All the data must be output exactly as given.

═══ Input records

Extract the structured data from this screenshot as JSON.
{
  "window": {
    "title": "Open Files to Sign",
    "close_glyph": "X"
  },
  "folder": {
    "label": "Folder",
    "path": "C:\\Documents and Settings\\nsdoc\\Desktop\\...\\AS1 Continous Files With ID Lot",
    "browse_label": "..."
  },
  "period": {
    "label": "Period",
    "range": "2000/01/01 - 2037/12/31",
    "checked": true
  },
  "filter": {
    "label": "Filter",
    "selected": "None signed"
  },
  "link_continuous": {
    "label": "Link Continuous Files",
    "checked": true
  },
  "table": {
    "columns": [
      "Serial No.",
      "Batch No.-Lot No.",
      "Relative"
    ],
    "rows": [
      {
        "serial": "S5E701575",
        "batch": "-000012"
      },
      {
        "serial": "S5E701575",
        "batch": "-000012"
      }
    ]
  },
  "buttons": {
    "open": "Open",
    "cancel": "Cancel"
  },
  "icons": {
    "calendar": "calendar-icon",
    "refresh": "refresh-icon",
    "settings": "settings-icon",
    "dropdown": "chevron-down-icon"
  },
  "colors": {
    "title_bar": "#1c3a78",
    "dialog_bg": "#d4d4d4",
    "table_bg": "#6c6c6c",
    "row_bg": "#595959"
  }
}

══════

- **Solution to this exercise**
Extract the structured data from this screenshot as JSON.
{
  "window": {
    "title": "Open Files to Sign",
    "close_glyph": "X"
  },
  "folder": {
    "label": "Folder",
    "path": "C:\\Documents and Settings\\nsdoc\\Desktop\\...\\AS1 Continous Files With ID Lot",
    "browse_label": "..."
  },
  "period": {
    "label": "Period",
    "range": "2000/01/01 - 2037/12/31",
    "checked": true
  },
  "filter": {
    "label": "Filter",
    "selected": "None signed"
  },
  "link_continuous": {
    "label": "Link Continuous Files",
    "checked": true
  },
  "table": {
    "columns": [
      "Serial No.",
      "Batch No.-Lot No.",
      "Relative"
    ],
    "rows": [
      {
        "serial": "S5E701575",
        "batch": "-000012"
      },
      {
        "serial": "S5E701575",
        "batch": "-000012"
      }
    ]
  },
  "buttons": {
    "open": "Open",
    "cancel": "Cancel"
  },
  "icons": {
    "calendar": "calendar-icon",
    "refresh": "refresh-icon",
    "settings": "settings-icon",
    "dropdown": "chevron-down-icon"
  },
  "colors": {
    "title_bar": "#1c3a78",
    "dialog_bg": "#d4d4d4",
    "table_bg": "#6c6c6c",
    "row_bg": "#595959"
  }
}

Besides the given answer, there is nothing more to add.